TASK BRIEF » Go through the data below and return each line where the string "Format" occurs.

Data about app and page elements »
⁂

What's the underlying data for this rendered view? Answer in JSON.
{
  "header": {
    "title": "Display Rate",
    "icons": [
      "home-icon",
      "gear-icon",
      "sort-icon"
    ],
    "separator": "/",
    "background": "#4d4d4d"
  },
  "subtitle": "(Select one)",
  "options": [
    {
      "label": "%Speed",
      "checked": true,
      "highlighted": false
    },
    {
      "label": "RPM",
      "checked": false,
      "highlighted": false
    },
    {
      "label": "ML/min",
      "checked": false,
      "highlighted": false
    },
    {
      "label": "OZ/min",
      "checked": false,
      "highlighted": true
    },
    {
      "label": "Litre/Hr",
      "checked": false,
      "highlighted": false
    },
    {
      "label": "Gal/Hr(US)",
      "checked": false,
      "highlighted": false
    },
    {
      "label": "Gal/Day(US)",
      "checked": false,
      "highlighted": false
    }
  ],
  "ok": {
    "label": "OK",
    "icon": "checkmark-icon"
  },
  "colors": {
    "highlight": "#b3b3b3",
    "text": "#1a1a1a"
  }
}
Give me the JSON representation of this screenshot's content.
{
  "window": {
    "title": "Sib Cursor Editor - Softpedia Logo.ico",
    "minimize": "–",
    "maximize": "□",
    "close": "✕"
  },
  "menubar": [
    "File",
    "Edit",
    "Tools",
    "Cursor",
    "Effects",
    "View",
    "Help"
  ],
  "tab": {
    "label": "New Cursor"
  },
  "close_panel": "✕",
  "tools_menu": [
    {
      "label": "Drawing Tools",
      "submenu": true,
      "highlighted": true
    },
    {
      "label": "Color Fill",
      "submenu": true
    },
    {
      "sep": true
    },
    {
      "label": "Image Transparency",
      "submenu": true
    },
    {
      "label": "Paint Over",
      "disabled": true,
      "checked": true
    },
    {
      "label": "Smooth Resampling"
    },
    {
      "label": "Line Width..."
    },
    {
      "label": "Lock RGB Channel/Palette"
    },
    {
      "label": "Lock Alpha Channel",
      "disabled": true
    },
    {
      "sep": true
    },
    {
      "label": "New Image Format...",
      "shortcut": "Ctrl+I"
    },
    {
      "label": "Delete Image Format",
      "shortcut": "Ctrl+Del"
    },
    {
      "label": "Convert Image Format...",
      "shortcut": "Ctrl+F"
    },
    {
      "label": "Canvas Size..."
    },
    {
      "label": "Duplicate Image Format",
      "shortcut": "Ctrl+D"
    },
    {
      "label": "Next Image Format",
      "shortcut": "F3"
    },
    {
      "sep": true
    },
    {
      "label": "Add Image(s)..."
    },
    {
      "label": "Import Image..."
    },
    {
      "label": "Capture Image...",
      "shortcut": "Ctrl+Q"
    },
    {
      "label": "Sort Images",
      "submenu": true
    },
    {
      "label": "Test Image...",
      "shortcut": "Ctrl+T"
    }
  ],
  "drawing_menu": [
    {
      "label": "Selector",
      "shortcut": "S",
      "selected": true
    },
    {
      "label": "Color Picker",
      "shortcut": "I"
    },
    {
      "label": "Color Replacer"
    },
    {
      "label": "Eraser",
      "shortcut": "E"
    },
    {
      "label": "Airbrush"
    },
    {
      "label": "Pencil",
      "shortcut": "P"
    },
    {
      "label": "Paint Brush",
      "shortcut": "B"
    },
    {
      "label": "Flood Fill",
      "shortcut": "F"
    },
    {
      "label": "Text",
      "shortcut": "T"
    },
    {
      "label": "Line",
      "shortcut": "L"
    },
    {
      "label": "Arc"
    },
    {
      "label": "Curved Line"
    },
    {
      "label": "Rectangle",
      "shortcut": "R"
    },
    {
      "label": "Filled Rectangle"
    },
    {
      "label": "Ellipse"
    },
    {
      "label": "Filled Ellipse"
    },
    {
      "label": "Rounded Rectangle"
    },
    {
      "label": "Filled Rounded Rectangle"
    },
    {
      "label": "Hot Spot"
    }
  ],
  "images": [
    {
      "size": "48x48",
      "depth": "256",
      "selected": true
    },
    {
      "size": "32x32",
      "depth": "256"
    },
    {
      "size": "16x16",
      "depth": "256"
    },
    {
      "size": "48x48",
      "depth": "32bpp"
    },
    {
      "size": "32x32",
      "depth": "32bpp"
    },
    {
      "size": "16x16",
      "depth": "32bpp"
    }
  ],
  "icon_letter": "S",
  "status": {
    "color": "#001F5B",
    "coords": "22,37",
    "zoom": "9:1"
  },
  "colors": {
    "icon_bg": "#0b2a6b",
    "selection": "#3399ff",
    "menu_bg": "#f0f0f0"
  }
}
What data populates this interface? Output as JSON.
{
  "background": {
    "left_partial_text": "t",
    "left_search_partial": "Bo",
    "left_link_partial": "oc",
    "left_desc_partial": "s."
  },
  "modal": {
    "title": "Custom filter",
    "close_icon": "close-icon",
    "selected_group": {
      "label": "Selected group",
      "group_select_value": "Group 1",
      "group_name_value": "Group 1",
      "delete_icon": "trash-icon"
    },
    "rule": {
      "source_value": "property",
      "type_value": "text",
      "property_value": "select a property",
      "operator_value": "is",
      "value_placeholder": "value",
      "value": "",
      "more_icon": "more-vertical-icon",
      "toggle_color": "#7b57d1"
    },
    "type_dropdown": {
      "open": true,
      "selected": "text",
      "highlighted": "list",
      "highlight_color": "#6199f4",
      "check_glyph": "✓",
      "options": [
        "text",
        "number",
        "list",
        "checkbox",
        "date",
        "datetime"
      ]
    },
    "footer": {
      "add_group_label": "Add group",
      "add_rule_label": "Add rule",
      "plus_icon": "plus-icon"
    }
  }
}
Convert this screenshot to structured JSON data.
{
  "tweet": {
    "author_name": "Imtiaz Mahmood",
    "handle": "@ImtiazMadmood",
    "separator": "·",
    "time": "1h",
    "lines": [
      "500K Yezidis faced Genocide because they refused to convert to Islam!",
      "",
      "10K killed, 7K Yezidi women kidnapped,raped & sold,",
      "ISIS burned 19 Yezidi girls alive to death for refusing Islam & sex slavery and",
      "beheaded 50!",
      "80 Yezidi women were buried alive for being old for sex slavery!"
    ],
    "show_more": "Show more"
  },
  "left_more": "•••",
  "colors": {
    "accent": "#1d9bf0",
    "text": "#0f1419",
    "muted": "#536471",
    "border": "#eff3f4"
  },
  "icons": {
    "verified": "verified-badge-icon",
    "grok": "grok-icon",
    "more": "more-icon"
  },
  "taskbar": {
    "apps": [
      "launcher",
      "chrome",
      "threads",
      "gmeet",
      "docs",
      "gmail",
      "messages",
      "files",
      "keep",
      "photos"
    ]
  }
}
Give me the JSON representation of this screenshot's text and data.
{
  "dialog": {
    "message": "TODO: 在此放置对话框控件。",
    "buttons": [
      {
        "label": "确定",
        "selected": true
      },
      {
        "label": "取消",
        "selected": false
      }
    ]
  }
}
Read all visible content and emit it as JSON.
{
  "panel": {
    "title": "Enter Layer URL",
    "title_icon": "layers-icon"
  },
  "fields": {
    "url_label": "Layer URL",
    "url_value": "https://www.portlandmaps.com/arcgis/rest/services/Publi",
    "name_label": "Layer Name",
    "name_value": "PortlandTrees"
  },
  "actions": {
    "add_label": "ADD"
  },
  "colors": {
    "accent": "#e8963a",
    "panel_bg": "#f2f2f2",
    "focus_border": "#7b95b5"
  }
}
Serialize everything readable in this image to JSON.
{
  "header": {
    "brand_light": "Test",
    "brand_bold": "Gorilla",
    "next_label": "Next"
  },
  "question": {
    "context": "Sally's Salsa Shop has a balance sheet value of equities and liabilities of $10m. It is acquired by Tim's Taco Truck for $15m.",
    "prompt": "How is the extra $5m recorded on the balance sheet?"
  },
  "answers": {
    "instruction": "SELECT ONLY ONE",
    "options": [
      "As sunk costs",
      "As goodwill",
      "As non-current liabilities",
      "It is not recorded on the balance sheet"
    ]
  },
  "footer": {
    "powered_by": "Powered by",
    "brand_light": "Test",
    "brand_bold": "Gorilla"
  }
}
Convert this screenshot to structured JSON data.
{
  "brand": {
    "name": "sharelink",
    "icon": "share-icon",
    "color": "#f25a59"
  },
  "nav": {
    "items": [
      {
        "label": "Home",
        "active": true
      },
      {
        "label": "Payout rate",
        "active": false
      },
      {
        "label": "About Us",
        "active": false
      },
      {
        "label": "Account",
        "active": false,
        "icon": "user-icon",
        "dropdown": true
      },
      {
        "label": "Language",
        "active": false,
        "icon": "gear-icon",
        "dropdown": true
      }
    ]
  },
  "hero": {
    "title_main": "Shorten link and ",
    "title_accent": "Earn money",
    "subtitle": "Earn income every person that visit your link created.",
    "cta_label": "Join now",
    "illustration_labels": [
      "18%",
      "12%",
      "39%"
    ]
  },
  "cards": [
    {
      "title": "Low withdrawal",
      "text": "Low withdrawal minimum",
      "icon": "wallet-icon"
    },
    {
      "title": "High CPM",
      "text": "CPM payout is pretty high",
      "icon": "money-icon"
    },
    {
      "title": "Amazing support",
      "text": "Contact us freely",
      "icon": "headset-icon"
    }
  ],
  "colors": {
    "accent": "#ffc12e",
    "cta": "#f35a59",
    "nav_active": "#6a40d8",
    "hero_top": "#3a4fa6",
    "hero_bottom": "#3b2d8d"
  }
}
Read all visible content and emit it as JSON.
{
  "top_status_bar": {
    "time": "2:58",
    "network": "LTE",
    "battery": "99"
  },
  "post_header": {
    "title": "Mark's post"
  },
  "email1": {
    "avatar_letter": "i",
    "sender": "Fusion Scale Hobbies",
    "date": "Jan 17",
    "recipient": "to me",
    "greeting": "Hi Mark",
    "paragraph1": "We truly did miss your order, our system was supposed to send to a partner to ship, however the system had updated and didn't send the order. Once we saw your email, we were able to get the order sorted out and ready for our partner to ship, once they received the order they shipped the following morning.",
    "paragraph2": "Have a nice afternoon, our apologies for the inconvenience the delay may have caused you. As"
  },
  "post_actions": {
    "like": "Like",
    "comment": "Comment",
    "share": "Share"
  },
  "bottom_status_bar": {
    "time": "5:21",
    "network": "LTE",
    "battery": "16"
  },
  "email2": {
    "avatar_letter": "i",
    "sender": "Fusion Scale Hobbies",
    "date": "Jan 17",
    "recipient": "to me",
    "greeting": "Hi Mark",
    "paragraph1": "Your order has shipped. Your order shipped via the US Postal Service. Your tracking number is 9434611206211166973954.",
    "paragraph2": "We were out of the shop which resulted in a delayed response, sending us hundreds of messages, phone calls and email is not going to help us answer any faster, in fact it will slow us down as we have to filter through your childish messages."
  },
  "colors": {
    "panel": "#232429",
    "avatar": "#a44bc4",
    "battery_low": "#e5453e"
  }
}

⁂

ANSWER SPACE »
      "label": "New Image Format...",
      "label": "Delete Image Format",
      "label": "Convert Image Format...",
      "label": "Duplicate Image Format",
      "label": "Next Image Format",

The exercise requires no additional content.